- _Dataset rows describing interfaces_
───

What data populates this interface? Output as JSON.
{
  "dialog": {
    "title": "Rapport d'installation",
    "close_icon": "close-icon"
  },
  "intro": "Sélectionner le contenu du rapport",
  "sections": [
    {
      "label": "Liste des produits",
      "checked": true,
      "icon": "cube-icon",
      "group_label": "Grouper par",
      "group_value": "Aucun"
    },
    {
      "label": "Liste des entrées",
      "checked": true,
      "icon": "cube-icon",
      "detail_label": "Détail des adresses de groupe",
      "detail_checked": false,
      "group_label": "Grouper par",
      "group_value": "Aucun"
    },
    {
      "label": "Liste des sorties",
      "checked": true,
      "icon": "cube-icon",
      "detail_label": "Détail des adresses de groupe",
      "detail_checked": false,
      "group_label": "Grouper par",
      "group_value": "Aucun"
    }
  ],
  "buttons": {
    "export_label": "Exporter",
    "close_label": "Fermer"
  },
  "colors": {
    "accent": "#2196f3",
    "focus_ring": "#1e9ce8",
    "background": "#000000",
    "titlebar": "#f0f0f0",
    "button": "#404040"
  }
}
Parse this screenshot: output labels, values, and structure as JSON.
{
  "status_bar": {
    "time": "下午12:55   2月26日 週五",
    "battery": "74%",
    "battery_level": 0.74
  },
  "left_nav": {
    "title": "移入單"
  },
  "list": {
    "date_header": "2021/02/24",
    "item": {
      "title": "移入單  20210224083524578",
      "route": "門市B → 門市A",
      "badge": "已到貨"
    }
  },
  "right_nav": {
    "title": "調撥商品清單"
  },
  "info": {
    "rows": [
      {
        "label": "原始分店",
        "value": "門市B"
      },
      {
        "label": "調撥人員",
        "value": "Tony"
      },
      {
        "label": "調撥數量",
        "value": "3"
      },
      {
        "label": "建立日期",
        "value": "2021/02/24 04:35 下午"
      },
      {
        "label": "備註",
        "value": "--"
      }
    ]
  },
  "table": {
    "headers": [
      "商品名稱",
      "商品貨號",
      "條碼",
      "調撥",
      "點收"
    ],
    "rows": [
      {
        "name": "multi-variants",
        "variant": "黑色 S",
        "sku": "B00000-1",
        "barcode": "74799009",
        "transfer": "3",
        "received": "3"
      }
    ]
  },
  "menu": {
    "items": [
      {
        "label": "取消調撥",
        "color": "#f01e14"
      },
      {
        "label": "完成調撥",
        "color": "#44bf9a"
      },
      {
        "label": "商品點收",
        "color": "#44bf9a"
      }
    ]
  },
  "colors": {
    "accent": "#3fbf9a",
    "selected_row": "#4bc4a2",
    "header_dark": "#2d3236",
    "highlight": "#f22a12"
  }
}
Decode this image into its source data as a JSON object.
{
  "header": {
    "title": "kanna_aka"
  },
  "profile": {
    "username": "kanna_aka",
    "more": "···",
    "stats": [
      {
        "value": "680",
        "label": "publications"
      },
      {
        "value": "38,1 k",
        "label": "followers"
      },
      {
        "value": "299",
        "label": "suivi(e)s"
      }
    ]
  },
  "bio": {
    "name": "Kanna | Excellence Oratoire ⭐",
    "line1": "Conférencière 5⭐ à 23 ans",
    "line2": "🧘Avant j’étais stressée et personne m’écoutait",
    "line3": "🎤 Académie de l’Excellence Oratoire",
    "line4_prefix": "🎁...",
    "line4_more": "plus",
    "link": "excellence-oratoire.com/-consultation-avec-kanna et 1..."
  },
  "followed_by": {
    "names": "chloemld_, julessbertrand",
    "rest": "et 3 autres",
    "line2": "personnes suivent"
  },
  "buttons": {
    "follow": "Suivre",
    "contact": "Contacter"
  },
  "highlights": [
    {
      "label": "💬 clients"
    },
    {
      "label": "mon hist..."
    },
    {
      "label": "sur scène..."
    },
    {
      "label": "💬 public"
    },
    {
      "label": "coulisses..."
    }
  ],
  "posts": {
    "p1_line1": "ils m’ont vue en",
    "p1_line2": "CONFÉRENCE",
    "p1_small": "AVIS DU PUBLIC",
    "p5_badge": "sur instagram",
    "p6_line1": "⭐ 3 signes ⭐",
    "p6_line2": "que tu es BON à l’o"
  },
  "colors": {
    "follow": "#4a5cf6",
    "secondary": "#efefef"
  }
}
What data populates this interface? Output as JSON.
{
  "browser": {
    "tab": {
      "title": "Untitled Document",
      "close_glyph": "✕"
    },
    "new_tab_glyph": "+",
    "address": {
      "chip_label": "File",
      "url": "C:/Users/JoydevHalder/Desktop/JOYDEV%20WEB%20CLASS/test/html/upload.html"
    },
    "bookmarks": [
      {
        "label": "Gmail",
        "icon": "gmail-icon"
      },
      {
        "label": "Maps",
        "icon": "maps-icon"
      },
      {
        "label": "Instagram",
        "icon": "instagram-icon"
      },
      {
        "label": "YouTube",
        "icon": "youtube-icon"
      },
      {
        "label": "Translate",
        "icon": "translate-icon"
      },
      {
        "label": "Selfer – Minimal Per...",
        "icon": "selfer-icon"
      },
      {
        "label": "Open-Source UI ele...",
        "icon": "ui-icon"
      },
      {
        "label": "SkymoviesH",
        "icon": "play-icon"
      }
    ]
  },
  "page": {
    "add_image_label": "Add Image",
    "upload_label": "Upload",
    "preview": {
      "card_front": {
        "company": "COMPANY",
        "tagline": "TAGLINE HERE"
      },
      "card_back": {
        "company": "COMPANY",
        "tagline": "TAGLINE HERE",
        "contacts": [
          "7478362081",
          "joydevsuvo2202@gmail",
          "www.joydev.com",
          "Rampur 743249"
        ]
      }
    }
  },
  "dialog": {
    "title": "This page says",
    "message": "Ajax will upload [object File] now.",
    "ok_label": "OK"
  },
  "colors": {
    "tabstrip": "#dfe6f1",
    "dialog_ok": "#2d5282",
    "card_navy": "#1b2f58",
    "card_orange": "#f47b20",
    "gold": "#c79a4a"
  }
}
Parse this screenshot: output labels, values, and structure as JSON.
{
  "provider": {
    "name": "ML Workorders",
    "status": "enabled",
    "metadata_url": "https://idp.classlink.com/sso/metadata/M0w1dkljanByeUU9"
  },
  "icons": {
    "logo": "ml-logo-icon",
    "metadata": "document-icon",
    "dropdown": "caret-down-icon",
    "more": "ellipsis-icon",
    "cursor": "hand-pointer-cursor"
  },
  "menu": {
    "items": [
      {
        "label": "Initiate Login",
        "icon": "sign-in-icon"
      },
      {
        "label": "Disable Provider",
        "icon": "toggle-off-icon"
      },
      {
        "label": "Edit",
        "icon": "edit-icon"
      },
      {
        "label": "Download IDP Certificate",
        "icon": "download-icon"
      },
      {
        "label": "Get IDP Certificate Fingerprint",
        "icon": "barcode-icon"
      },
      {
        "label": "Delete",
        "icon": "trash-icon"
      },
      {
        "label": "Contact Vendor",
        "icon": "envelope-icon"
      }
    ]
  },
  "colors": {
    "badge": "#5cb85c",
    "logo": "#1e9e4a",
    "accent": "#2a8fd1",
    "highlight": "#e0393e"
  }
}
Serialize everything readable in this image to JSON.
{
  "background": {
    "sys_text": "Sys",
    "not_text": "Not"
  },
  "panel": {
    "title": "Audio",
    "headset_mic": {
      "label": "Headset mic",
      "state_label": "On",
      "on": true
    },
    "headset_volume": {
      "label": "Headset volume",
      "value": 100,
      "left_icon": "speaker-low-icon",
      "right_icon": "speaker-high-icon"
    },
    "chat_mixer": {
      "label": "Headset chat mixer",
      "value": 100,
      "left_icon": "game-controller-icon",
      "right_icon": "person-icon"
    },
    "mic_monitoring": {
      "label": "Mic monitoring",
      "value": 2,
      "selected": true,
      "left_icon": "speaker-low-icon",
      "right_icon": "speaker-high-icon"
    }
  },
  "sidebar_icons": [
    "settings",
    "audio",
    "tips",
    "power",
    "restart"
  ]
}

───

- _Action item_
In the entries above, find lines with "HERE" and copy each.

- _Solution to the exercise_
        "tagline": "TAGLINE HERE"
        "tagline": "TAGLINE HERE",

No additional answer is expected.